Socio-Technical Futures Lab – Artificial Intelligence

Summary

Emerging technologies such as machine vision, AR/VR, AI and recommendation systems raise profound questions about the relationship between technology and society, and how these technologies are becoming differentially integrated into everyday life in Australia and elsewhere. Yet the invention, design, implementation, and use of technology proceeds without such knowledge.

The Socio-Tech Futures Lab (STuF Lab) has been established in the Department of Media and Communication to examine the ways in which social, cultural, and political dynamics influence the integration of technologies into everyday life, and the implications of such forces in shaping and designing our futures. See - STuF Lab 

Led by Professor Heather Horst, Professor Gerard Goggin and Dr Marcus Carter, the STuF Lab is seeking PhD students interested in bringing humanities and social science research to the table with other disciplines, community, industry and policy actors in the study of emerging digital technologies. 

The exemplary PhD candidate is not expected to have pre-existing practical or high-level technical literacy about these emerging technologies. They will be supervised by a multidisciplinary team of senior researchers, incorporating the knowledge, industry experience and technical expertise available at The University of Sydney in their chosen research area. 

We are currently recruiting PhD students interested in conducting projects on AI, Machine Vision, AR/VR, and on Recommendation Systems.

Supervisor(s)

Professor Heather Horst, Professor Gerard Goggin, Dr Marcus Carter

Research Location

Department of Media and Communications, School of Letters, Art and Media (SLAM)

Program Type

PHD

Synopsis

The simulation of human intelligence by machines, has a long history with utopian visions for independent, autonomous and superintelligent computer-systems. In practice, however, the majority of current examples of ‘Artificial Intelligence’ are in fact just advanced machine-learning systems. These are typically algorithms built on sample data which can perpetuate and mirror the same systemic biases, prejudices and inequalities in the human-centred systems they replace (e.g. see 'Amazon Scraps Secret AI Recruiting Tool that Shows Bias Against Women' Dastin, J. (2018)). Despite this AI systems and agents are increasingly being taken up in workplaces, cities and homes with little knowledge about how they alter the social context in which they enter ('The rising tide of artificial intelligence and business automation: Developing an ethical framework' Wright, S.A. & Schultz, A.E. (2018)). This project will utilize social science research methods to study and work closely with AI researchers and developers to contribute to our understanding of the process by which AI systems are designed and deployed, and the implications for policy and practice.  

The specific nature of the project will be developed in consultation with the prospective PhD student and identified supervisor(s). On these topics, you will be working alongside other researchers and post-doctoral researchers interested in these fields of enquiries and advancing knowledge in your own right.

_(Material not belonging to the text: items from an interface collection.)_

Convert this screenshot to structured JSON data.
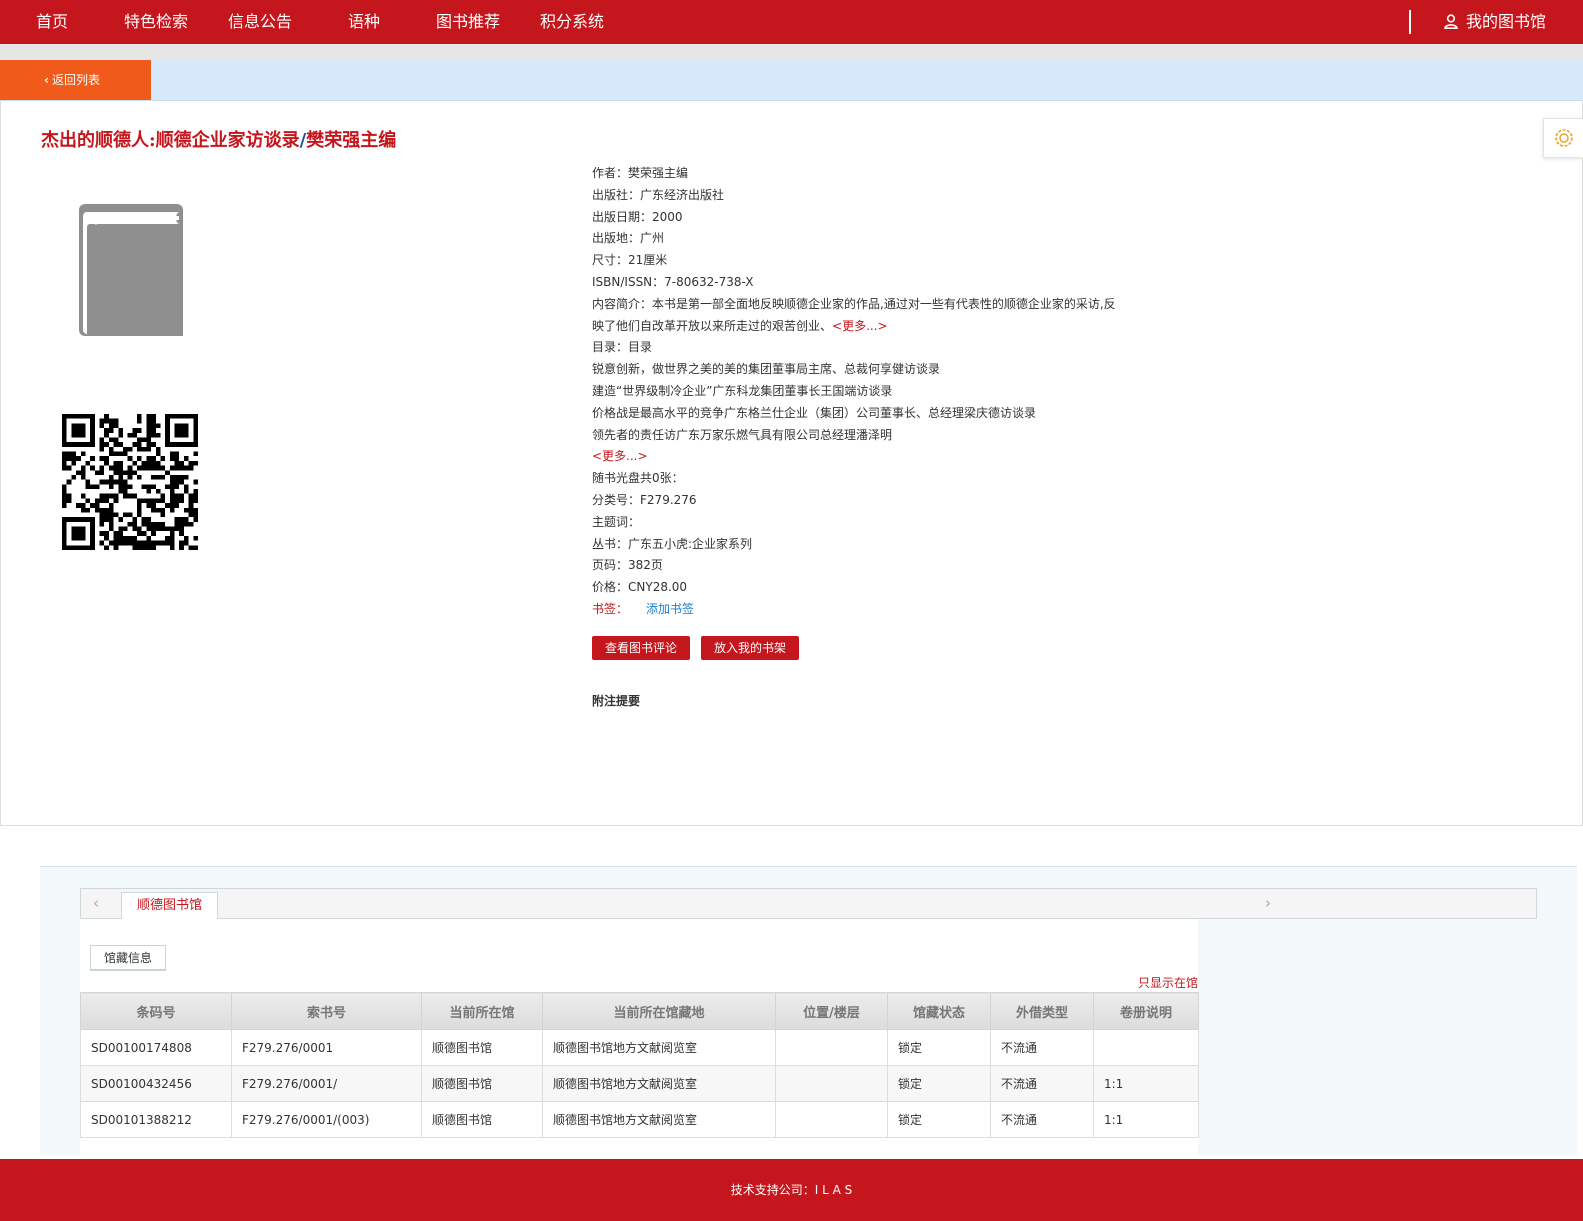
{
  "nav": {
    "items": [
      "首页",
      "特色检索",
      "信息公告",
      "语种",
      "图书推荐",
      "积分系统"
    ],
    "my_library": "我的图书馆"
  },
  "back": {
    "label": "返回列表"
  },
  "book": {
    "title": "杰出的顺德人:顺德企业家访谈录",
    "title_sep": "/",
    "title_author": "樊荣强主编"
  },
  "info": {
    "author_label": "作者：",
    "author": "樊荣强主编",
    "publisher_label": "出版社：",
    "publisher": "广东经济出版社",
    "pubdate_label": "出版日期：",
    "pubdate": "2000",
    "place_label": "出版地：",
    "place": "广州",
    "size_label": "尺寸：",
    "size": "21厘米",
    "isbn_label": "ISBN/ISSN：",
    "isbn": "7-80632-738-X",
    "summary_label": "内容简介：",
    "summary_line1": "本书是第一部全面地反映顺德企业家的作品,通过对一些有代表性的顺德企业家的采访,反",
    "summary_line2": "映了他们自改革开放以来所走过的艰苦创业、",
    "more": "<更多...>",
    "toc_label": "目录：",
    "toc": "目录",
    "toc_lines": [
      "锐意创新，做世界之美的美的集团董事局主席、总裁何享健访谈录",
      "建造“世界级制冷企业”广东科龙集团董事长王国端访谈录",
      "价格战是最高水平的竞争广东格兰仕企业（集团）公司董事长、总经理梁庆德访谈录",
      "领先者的责任访广东万家乐燃气具有限公司总经理潘泽明"
    ],
    "toc_more": "<更多...>",
    "cd": "随书光盘共0张：",
    "class_label": "分类号：",
    "class_no": "F279.276",
    "subject_label": "主题词：",
    "series_label": "丛书：",
    "series": "广东五小虎:企业家系列",
    "pages_label": "页码：",
    "pages": "382页",
    "price_label": "价格：",
    "price": "CNY28.00",
    "bookmark_label": "书签：",
    "bookmark_add": "添加书签"
  },
  "buttons": {
    "review": "查看图书评论",
    "shelf": "放入我的书架"
  },
  "note_title": "附注提要",
  "holdings": {
    "tab": "顺德图书馆",
    "subtab": "馆藏信息",
    "only_link": "只显示在馆",
    "columns": [
      "条码号",
      "索书号",
      "当前所在馆",
      "当前所在馆藏地",
      "位置/楼层",
      "馆藏状态",
      "外借类型",
      "卷册说明"
    ],
    "rows": [
      [
        "SD00100174808",
        "F279.276/0001",
        "顺德图书馆",
        "顺德图书馆地方文献阅览室",
        "",
        "锁定",
        "不流通",
        ""
      ],
      [
        "SD00100432456",
        "F279.276/0001/",
        "顺德图书馆",
        "顺德图书馆地方文献阅览室",
        "",
        "锁定",
        "不流通",
        "1:1"
      ],
      [
        "SD00101388212",
        "F279.276/0001/(003)",
        "顺德图书馆",
        "顺德图书馆地方文献阅览室",
        "",
        "锁定",
        "不流通",
        "1:1"
      ]
    ]
  },
  "footer": "技术支持公司：I L A S",
  "colors": {
    "brand_red": "#c4161c",
    "back_orange": "#f05a1a",
    "info_blue": "#d6e9fb"
  }
}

Prospective candidates are not required to have advanced technical literacy in their chosen topic area, although – depending upon the project - an openness to learning these is always welcome. 

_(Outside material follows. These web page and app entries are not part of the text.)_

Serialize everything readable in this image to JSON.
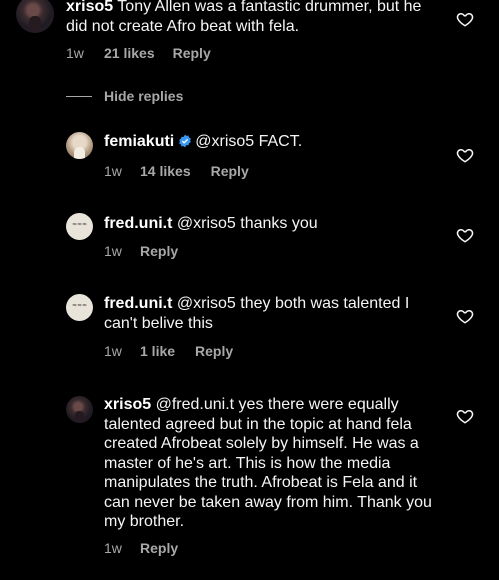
{
  "comments": [
    {
      "username": "xriso5",
      "text": " Tony Allen was a fantastic drummer, but he did not create Afro beat with fela.",
      "time": "1w",
      "likes": "21 likes",
      "reply": "Reply",
      "verified": false
    },
    {
      "username": "femiakuti",
      "text": "@xriso5 FACT.",
      "time": "1w",
      "likes": "14 likes",
      "reply": "Reply",
      "verified": true
    },
    {
      "username": "fred.uni.t",
      "text": "@xriso5 thanks you",
      "time": "1w",
      "likes": "",
      "reply": "Reply",
      "verified": false
    },
    {
      "username": "fred.uni.t",
      "text": "@xriso5 they both was talented I can't belive this",
      "time": "1w",
      "likes": "1 like",
      "reply": "Reply",
      "verified": false
    },
    {
      "username": "xriso5",
      "text": "@fred.uni.t yes there were equally talented agreed but in the topic at hand fela created Afrobeat solely by himself. He was a master of he's art. This is how the media manipulates the truth. Afrobeat is Fela and it can never be taken away from him. Thank you my brother.",
      "time": "1w",
      "likes": "",
      "reply": "Reply",
      "verified": false
    }
  ],
  "hide_replies_label": "Hide replies",
  "icons": {
    "like": "heart-outline-icon",
    "verified": "verified-badge-icon"
  },
  "colors": {
    "background": "#000000",
    "text": "#f5f5f5",
    "muted": "#a8a8a8",
    "verified": "#3897f0"
  }
}
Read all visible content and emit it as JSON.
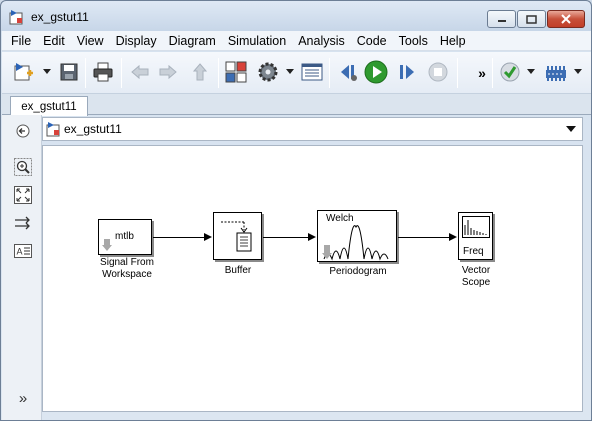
{
  "window": {
    "title": "ex_gstut11"
  },
  "menu": [
    "File",
    "Edit",
    "View",
    "Display",
    "Diagram",
    "Simulation",
    "Analysis",
    "Code",
    "Tools",
    "Help"
  ],
  "toolbar": {
    "overflow": "»"
  },
  "tabs": [
    {
      "label": "ex_gstut11"
    }
  ],
  "address": {
    "path": "ex_gstut11"
  },
  "palette": {
    "expand": "»"
  },
  "blocks": {
    "signal_from_workspace": {
      "text": "mtlb",
      "label_line1": "Signal From",
      "label_line2": "Workspace"
    },
    "buffer": {
      "label": "Buffer"
    },
    "periodogram": {
      "text": "Welch",
      "label": "Periodogram"
    },
    "vector_scope": {
      "text": "Freq",
      "label_line1": "Vector",
      "label_line2": "Scope"
    }
  },
  "colors": {
    "run_green": "#2f9a2f",
    "accent_blue": "#3c6db3",
    "close_red": "#c13e28"
  }
}
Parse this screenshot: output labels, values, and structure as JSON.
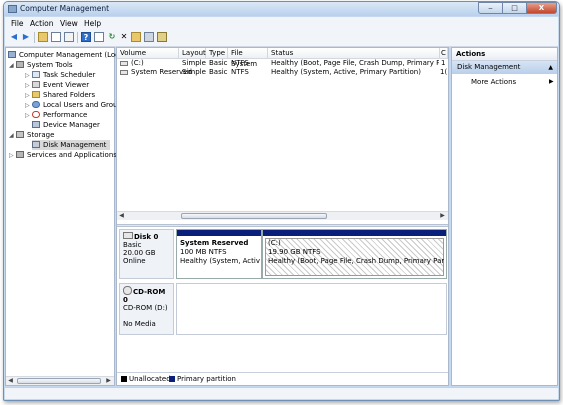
{
  "window": {
    "title": "Computer Management",
    "minimize": "‒",
    "maximize": "□",
    "close": "X"
  },
  "menu": [
    "File",
    "Action",
    "View",
    "Help"
  ],
  "toolbar": {
    "icons": [
      "back-arrow-icon",
      "forward-arrow-icon",
      "up-folder-icon",
      "show-hide-tree-icon",
      "properties-icon",
      "help-icon",
      "console-view-icon",
      "refresh-icon",
      "delete-icon",
      "open-icon",
      "rescan-disks-icon",
      "disk-properties-icon"
    ]
  },
  "tree": {
    "root": "Computer Management (Local",
    "system_tools": "System Tools",
    "task_scheduler": "Task Scheduler",
    "event_viewer": "Event Viewer",
    "shared_folders": "Shared Folders",
    "local_users": "Local Users and Groups",
    "performance": "Performance",
    "device_manager": "Device Manager",
    "storage": "Storage",
    "disk_management": "Disk Management",
    "services": "Services and Applications"
  },
  "volume_table": {
    "headers": [
      "Volume",
      "Layout",
      "Type",
      "File System",
      "Status",
      "C"
    ],
    "rows": [
      {
        "volume": "(C:)",
        "layout": "Simple",
        "type": "Basic",
        "fs": "NTFS",
        "status": "Healthy (Boot, Page File, Crash Dump, Primary Partition)",
        "c": "1"
      },
      {
        "volume": "System Reserved",
        "layout": "Simple",
        "type": "Basic",
        "fs": "NTFS",
        "status": "Healthy (System, Active, Primary Partition)",
        "c": "1("
      }
    ]
  },
  "disks": {
    "disk0": {
      "name": "Disk 0",
      "kind": "Basic",
      "size": "20.00 GB",
      "state": "Online",
      "partitions": [
        {
          "name": "System Reserved",
          "size": "100 MB NTFS",
          "status": "Healthy (System, Active, P"
        },
        {
          "name": "(C:)",
          "size": "19.90 GB NTFS",
          "status": "Healthy (Boot, Page File, Crash Dump, Primary Partition)"
        }
      ]
    },
    "cdrom0": {
      "name": "CD-ROM 0",
      "drive": "CD-ROM (D:)",
      "media": "No Media"
    }
  },
  "legend": {
    "unallocated": "Unallocated",
    "primary": "Primary partition",
    "unallocated_color": "#000000",
    "primary_color": "#0a1f7a"
  },
  "actions": {
    "title": "Actions",
    "section": "Disk Management",
    "more": "More Actions"
  }
}
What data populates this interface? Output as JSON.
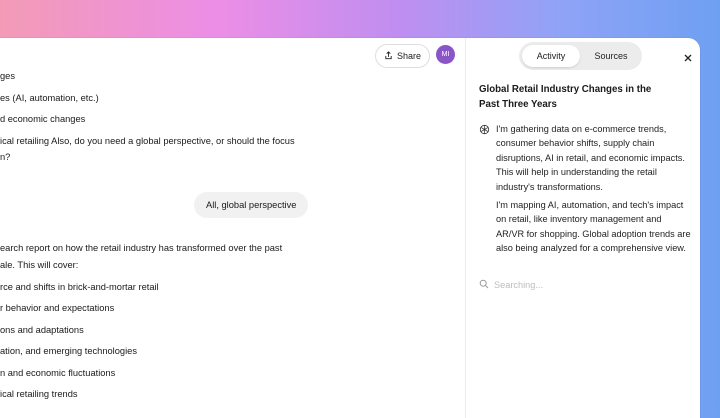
{
  "header": {
    "share_label": "Share",
    "avatar_initials": "MI"
  },
  "chat": {
    "lines_top": [
      "ges",
      "es (AI, automation, etc.)",
      "d economic changes",
      "ical retailing Also, do you need a global perspective, or should the focus",
      "n?"
    ],
    "user_message": "All, global perspective",
    "lines_bottom": [
      "earch report on how the retail industry has transformed over the past",
      "ale. This will cover:",
      "rce and shifts in brick-and-mortar retail",
      "r behavior and expectations",
      "ons and adaptations",
      "ation, and emerging technologies",
      "n and economic fluctuations",
      "ical retailing trends"
    ]
  },
  "panel": {
    "tabs": [
      {
        "label": "Activity"
      },
      {
        "label": "Sources"
      }
    ],
    "title": "Global Retail Industry Changes in the Past Three Years",
    "paragraphs": [
      "I'm gathering data on e-commerce trends, consumer behavior shifts, supply chain disruptions, AI in retail, and economic impacts. This will help in understanding the retail industry's transformations.",
      "I'm mapping AI, automation, and tech's impact on retail, like inventory management and AR/VR for shopping. Global adoption trends are also being analyzed for a comprehensive view."
    ],
    "status": "Searching..."
  },
  "colors": {
    "avatar_bg": "#8a56c7",
    "bubble_bg": "#f1f1f1",
    "segment_bg": "#ececec"
  }
}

Additional Information

  • This is not a funded position, although opportunities for research assistance work and travel funding may be available through association with the STuF Lab. The applicant is responsible for obtaining a stipend.  
  • Initial Inquiries should be sent by email to Professor Heather Horst and should be include a copy of the applicant’s CV and a 500 – 1,000 word project proposal on one of the suggested topics. 
  • Depending on the research project proposal, we will connect applicants to potential supervisors from the Department of Media and Communications and across the University of Sydney.

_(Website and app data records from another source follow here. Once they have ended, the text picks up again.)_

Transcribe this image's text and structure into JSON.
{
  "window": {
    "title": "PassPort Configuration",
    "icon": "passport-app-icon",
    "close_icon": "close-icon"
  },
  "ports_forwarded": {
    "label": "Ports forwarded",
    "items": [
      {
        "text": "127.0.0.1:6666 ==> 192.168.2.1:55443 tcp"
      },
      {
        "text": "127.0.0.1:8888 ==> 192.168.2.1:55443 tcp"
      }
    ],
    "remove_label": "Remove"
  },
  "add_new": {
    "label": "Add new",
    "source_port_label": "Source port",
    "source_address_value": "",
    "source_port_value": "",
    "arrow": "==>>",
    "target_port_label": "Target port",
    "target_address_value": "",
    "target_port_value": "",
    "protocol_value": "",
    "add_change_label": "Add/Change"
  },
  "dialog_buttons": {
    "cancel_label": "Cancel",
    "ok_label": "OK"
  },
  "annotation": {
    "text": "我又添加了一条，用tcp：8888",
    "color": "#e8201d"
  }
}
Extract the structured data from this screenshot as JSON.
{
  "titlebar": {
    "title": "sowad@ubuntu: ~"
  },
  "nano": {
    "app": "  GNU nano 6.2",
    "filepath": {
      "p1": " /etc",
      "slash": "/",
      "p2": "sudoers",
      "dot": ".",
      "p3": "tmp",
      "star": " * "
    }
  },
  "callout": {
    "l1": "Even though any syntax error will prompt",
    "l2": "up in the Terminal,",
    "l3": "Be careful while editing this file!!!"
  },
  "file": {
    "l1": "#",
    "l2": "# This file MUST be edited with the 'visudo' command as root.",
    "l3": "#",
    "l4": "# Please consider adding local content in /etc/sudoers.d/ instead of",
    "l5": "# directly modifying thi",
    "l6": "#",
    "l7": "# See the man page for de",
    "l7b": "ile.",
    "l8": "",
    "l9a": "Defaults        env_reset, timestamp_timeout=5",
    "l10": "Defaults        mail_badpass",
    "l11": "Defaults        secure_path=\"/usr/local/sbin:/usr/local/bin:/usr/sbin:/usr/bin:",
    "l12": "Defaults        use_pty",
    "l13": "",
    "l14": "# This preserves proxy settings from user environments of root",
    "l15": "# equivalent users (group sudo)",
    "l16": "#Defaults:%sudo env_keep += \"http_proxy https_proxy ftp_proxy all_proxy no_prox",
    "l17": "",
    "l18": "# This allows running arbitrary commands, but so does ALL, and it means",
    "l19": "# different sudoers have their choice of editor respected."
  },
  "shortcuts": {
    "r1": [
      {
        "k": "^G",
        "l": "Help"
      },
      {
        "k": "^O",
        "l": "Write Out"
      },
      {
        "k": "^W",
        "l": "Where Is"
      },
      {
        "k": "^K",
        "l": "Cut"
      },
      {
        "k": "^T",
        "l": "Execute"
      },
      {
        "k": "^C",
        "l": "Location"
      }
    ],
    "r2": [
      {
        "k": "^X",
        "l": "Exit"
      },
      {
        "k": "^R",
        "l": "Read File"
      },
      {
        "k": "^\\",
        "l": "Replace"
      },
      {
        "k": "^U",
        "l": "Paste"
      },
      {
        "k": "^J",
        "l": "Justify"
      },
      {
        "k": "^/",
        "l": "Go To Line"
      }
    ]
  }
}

Want to find out more?

Contact us to find out what’s involved in applying for a PhD. Domestic students and International students

Contact Research Expert to find out more about participating in this opportunity.

Browse for other opportunities within the Department of Media and Communications, School of Letters, Art and Media (SLAM) .

Keywords

AI, artificial intelligence, social science research, emerging digital technologies, technology and society, Socio-Tech Futures Lab, STuF Lab, Department of Media and Communication, future

Opportunity ID

The opportunity ID for this research opportunity is: 2622

Other opportunities with Professor Heather Horst

Other opportunities with Professor Gerard Goggin

Other opportunities with Dr Marcus Carter